> [INSTRUCTIONS FOR THE TASK]
Copy out all the records exactly.

————————

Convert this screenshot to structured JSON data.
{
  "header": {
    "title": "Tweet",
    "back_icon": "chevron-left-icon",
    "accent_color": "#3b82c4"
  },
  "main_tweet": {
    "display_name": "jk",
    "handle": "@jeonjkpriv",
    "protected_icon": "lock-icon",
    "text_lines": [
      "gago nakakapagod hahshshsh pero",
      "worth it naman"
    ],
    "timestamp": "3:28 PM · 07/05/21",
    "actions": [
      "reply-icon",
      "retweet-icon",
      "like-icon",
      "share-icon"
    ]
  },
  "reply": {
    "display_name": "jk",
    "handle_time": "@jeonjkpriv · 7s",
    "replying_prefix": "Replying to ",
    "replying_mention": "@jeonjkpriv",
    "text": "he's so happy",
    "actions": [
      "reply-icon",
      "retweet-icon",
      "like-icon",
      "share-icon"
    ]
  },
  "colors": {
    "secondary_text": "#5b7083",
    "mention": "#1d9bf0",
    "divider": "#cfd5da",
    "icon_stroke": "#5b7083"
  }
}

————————

> [RESULT OF THIS TASK]
Convert this screenshot to structured JSON data.
{
  "header": {
    "title": "Tweet",
    "back_icon": "chevron-left-icon",
    "accent_color": "#3b82c4"
  },
  "main_tweet": {
    "display_name": "jk",
    "handle": "@jeonjkpriv",
    "protected_icon": "lock-icon",
    "text_lines": [
      "gago nakakapagod hahshshsh pero",
      "worth it naman"
    ],
    "timestamp": "3:28 PM · 07/05/21",
    "actions": [
      "reply-icon",
      "retweet-icon",
      "like-icon",
      "share-icon"
    ]
  },
  "reply": {
    "display_name": "jk",
    "handle_time": "@jeonjkpriv · 7s",
    "replying_prefix": "Replying to ",
    "replying_mention": "@jeonjkpriv",
    "text": "he's so happy",
    "actions": [
      "reply-icon",
      "retweet-icon",
      "like-icon",
      "share-icon"
    ]
  },
  "colors": {
    "secondary_text": "#5b7083",
    "mention": "#1d9bf0",
    "divider": "#cfd5da",
    "icon_stroke": "#5b7083"
  }
}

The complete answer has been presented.